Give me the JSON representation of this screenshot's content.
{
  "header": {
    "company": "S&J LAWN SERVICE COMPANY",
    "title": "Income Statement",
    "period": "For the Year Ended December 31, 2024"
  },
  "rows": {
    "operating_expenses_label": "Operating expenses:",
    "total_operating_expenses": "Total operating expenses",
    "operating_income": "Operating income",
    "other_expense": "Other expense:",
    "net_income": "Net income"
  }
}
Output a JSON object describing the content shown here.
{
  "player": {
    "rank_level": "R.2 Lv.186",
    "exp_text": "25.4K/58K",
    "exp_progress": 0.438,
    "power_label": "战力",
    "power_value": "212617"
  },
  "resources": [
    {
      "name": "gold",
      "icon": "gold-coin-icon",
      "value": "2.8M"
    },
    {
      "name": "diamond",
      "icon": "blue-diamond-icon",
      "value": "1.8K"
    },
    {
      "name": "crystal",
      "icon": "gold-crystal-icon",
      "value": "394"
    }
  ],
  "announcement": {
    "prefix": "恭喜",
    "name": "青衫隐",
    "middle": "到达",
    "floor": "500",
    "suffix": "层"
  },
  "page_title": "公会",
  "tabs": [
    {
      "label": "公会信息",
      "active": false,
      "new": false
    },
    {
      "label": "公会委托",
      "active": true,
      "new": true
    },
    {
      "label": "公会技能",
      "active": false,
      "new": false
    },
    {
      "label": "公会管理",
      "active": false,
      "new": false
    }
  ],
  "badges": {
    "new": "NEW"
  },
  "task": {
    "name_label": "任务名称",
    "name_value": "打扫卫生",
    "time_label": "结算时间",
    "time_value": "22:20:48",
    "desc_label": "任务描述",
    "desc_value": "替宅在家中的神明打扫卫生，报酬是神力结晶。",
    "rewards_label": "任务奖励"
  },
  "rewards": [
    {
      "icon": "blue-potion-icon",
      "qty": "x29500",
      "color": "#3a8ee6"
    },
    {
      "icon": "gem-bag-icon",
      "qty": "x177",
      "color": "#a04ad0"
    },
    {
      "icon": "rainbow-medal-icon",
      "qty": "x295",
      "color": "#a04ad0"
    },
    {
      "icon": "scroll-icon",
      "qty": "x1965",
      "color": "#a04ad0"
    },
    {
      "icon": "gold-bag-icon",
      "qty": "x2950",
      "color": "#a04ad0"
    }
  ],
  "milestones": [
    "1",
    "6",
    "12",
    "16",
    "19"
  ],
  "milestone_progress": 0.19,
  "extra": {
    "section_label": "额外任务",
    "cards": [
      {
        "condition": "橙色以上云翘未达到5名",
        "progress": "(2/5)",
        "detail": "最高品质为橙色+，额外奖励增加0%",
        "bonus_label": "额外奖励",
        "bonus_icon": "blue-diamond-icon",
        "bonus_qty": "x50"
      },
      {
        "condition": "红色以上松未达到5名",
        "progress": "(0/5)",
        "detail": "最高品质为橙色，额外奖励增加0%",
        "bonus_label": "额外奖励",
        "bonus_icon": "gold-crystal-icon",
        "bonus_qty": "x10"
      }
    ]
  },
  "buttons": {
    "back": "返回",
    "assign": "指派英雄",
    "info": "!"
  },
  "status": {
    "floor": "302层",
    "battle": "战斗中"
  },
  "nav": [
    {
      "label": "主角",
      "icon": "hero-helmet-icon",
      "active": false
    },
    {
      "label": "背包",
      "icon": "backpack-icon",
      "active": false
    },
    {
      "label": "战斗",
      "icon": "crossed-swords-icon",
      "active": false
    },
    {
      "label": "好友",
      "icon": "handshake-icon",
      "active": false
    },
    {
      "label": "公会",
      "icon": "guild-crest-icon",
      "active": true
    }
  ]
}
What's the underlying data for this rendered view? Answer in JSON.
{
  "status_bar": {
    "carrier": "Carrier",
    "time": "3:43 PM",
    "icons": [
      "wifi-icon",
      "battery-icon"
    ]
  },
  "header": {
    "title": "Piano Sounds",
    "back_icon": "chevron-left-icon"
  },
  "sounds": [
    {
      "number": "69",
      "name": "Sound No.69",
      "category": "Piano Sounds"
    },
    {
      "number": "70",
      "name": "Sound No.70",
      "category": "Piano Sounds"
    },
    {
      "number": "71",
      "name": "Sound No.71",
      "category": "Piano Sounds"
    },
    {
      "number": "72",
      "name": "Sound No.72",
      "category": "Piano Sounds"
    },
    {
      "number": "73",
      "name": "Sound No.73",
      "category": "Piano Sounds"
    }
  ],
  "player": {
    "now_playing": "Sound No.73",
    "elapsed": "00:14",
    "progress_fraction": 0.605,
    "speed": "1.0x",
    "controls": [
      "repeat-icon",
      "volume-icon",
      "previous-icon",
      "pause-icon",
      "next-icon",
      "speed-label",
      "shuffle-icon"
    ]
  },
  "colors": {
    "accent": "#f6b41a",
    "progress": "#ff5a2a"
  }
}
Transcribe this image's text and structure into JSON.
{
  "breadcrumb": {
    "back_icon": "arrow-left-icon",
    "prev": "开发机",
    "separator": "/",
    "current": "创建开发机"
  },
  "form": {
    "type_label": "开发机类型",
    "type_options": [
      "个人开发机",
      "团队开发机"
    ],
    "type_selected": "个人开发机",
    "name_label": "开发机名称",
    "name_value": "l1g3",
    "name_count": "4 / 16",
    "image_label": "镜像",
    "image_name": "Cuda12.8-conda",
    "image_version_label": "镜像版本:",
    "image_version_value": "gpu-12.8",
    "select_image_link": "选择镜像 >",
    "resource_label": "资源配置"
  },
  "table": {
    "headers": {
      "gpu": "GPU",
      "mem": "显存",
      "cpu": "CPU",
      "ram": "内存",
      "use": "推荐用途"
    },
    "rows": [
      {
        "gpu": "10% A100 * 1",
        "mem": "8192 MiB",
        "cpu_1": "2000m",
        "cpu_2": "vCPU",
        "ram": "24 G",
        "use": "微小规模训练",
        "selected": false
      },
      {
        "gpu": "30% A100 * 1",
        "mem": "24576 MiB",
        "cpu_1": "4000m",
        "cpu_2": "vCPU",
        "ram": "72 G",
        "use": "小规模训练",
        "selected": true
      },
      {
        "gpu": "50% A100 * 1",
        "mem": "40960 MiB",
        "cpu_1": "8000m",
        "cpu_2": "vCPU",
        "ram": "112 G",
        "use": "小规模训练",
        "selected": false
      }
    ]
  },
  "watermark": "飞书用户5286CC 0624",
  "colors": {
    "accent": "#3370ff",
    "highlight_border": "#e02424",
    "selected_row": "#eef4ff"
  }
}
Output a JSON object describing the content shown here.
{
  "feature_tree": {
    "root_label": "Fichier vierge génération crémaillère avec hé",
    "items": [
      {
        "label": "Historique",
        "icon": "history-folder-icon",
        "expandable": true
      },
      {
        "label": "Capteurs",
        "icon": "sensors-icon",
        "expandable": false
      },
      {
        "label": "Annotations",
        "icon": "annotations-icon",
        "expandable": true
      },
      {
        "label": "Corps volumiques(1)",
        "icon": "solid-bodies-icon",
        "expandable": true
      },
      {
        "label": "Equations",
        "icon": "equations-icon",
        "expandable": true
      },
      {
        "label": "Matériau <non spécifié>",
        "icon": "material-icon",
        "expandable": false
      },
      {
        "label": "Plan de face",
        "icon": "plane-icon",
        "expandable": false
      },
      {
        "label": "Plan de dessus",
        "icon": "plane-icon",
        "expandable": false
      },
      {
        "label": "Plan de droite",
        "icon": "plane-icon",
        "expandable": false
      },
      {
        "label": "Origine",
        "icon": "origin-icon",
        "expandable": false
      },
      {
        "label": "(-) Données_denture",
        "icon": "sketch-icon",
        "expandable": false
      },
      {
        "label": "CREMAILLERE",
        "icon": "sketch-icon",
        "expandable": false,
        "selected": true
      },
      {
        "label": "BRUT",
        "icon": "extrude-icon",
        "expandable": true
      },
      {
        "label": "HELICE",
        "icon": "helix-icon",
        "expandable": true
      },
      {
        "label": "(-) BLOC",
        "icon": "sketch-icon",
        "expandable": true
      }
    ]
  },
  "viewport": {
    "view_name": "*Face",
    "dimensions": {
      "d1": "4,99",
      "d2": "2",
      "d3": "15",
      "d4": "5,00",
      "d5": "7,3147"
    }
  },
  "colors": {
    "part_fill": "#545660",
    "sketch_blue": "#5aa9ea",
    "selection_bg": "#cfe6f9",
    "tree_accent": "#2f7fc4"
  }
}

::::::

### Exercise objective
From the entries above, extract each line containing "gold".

### Result of this task
      "name": "gold",
      "icon": "gold-coin-icon",
      "icon": "gold-crystal-icon",
      "icon": "gold-bag-icon",
        "bonus_icon": "gold-crystal-icon",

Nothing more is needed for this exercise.